He held the button between his index finger and his thumb, rubbing his thumb across the surface of the crystal face. The button is dangling from a chain that hangs around his neck, a reminder that nothing is final anymore. Nothing has been final since his father gave him the necklace and explained the meaning of his life to him. His dad said, "Your purpose is to fix everything." That was a tall task. He delivered pizza at the time. Only God knows how many times his dad pressed that button. What he did know was that his father was tired now and something was left blank on his face. He handed him the button and fell asleep.
He feels something wet dripping down his head. His legs are stuck and he can't feel anything below his chest, which hurts every time he tries to breath at all. He is coughing up a lot of fluid and struggling to breathe between the expulsions of red vicious blood onto the steering wheel. He holds the button between his fingers and presses it again. And he dies.
Yet his eyes open in the same place he was when his father gave him the button, standing over the body of his dying father again. He smiles at his father and wipes the hair from his dad's brow; something he has always done when his father was drunk or dying. He let his father go again and went back into living. He went home to his pretty wife and cute kids and enjoyed their lives together all over again. Again, he got to see his son hit his first home run and his daughter skate as if the coliseum wasn't watching and win gold. He took his wife to dinner every night and gave her the very best of him. He corrected every mistake he had ever made in their marriage and continued to find more mistakes. He was nicer to people at work and to people serving him at restaurants and markets. He worked less hours and spent more time with his family everyday. He would hold on to his kids and wife as if everyday would be the last.
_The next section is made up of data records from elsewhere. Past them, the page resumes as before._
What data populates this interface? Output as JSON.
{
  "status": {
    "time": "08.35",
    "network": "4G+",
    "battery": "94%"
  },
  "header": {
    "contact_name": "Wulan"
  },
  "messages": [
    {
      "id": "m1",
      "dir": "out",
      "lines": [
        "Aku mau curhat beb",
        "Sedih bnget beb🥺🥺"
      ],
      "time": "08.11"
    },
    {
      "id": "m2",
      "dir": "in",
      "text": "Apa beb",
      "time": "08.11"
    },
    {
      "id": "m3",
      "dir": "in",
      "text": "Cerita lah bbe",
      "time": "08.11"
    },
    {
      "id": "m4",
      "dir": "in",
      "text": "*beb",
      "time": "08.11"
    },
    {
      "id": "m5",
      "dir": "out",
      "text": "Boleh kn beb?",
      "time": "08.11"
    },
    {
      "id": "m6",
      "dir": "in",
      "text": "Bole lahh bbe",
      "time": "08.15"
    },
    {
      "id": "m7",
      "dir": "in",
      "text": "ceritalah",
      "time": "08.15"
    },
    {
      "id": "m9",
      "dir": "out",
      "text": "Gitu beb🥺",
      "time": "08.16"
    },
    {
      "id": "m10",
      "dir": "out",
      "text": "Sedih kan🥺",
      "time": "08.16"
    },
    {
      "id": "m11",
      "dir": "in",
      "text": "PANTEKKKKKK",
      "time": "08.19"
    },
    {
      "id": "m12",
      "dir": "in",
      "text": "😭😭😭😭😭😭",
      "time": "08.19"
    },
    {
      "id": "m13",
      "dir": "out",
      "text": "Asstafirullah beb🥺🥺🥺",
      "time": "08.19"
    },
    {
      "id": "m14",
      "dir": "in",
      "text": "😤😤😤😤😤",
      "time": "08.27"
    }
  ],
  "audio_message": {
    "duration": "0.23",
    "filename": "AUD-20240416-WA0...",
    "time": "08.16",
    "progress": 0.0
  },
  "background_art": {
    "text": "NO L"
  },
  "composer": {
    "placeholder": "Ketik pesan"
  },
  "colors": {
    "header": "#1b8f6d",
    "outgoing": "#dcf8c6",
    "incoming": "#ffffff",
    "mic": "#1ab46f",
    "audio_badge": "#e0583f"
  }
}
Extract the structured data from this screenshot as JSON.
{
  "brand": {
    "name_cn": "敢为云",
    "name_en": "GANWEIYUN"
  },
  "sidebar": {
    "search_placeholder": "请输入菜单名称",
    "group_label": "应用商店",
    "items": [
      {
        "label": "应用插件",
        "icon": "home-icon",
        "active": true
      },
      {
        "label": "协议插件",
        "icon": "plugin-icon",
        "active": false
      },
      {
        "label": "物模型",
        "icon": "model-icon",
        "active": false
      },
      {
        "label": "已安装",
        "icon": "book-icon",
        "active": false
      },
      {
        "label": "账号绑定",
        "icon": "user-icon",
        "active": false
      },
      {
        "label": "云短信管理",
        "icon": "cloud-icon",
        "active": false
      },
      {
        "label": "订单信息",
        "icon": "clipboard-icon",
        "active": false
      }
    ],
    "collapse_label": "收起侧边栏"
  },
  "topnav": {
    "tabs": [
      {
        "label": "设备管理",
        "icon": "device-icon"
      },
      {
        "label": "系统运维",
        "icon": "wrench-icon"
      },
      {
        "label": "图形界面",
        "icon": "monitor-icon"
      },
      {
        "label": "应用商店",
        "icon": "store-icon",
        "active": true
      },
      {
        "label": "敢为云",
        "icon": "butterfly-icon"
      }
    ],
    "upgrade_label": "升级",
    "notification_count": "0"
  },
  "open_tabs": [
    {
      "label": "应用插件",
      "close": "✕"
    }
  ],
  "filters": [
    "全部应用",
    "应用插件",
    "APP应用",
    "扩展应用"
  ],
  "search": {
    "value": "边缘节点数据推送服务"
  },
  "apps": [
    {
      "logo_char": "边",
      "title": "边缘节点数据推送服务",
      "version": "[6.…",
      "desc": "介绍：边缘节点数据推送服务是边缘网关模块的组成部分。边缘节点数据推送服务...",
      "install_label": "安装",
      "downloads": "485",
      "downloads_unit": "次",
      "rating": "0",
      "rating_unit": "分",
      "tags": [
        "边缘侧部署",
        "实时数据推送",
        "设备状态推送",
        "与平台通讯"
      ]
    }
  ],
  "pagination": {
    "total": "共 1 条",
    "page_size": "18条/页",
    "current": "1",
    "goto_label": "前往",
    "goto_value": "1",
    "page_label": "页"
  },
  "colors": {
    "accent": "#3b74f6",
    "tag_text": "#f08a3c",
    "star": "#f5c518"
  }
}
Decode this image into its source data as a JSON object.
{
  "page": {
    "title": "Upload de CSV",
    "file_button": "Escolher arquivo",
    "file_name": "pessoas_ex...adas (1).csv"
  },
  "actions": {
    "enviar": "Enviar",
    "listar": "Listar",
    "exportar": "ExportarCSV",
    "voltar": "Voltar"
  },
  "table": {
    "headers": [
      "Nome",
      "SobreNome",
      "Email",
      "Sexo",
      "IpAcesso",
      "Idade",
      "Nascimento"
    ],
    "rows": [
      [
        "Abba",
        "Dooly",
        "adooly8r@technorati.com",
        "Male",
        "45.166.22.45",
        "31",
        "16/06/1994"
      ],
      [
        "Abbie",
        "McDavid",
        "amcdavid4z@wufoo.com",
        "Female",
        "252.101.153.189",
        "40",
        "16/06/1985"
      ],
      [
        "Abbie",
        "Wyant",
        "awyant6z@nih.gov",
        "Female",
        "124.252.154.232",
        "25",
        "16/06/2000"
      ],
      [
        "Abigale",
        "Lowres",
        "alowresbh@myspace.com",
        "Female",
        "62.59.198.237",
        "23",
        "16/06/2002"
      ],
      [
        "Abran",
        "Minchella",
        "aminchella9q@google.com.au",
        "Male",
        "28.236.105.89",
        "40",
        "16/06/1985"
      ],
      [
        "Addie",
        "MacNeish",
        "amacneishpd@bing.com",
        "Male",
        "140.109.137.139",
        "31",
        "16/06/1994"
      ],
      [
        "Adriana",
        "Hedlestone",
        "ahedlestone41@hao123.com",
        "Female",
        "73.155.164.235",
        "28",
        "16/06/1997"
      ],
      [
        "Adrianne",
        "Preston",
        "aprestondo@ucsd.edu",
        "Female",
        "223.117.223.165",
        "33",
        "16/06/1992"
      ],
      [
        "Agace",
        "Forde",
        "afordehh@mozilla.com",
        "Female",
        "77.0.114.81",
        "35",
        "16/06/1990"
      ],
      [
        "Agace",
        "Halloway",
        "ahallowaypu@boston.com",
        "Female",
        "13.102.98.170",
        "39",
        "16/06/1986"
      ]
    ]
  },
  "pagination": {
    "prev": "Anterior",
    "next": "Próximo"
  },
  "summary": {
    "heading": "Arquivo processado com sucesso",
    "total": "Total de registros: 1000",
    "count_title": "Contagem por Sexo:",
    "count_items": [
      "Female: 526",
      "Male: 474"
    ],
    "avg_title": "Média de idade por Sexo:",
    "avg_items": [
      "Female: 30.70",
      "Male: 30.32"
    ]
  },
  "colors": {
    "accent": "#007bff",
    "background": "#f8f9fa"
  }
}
Then he would find himself pinned between a car and a guardrail. He'd find himself shot in some freak hunting accident. He'd find himself struck by lightning and paralyzed, just strong enough to fight his hand to his necklace and press that button. Each time, he did things differently. Each time he lived life more generously and less selfishly. He made adjustments and prayed that God would allow him to live this time. If he could just be good enough to be useful for God to let him live. He worked so hard to keep from dying. His biggest desire was to die without regrets...something his father had told him as a child.
He was bleeding out after a machinery accident when he pushed the button again. The next time he was running to keep his cholesterol down and slipped and hit his head on the concrete. The next, he just began dying in his sleep and was dreaming his passing when he pressed the button instinctively.
It became exhausting trying to figure out a way not to die. Every turn was death waiting. The begging and pleading wasn't working. He wasn't going to be good enough to live. Whatever he had done was going to be a permanent penance for his crimes.
He sat in the subway when he realized this. He sat in understanding and acceptance. He couldn't be perfect. His father couldn't be perfect. He had been holding on so long that his face was blank just as his father's was. He had seen his kids grow up so many times. He had loved his wife for God knows how many decades. Right now, he might as well be sitting on the ocean floor. He was so far from real humanity. In the subway, he realized he couldn't do it anymore. He just couldn't give his family another liar. To rewind is to lie. To edit anything is to lie. He wanted them to be at rest.
He paid the ticket and stepped onto the subway car and road the ride. As the squealing of the brakes started, he already knew to close his eyes. Your last moments are best felt looking at your life, not the environment around you. He felt his body release from his seat and soar into whatever was in front of him. He felt things crack and break and his head smash against something.
The noise died down and then silence reigned. He was in whatever existence we was going to be in. He lifted his thumb to the button instinctively and thought of his daughters laugh and his son holding his hand when he was scared. His son hated storms and his little girl loved to laugh. He thought of them and pressed his thumbs next to the button, but couldn't press it. He had to let them live without him. He had to go to where he belonged and wait for them. His last thought was of his beautiful wife and the way she would lay her head on his shoulder. He thought to himself, "I was the luckiest man alive." He dropped his hand to his side and let them all go.
Thanks for reading...Z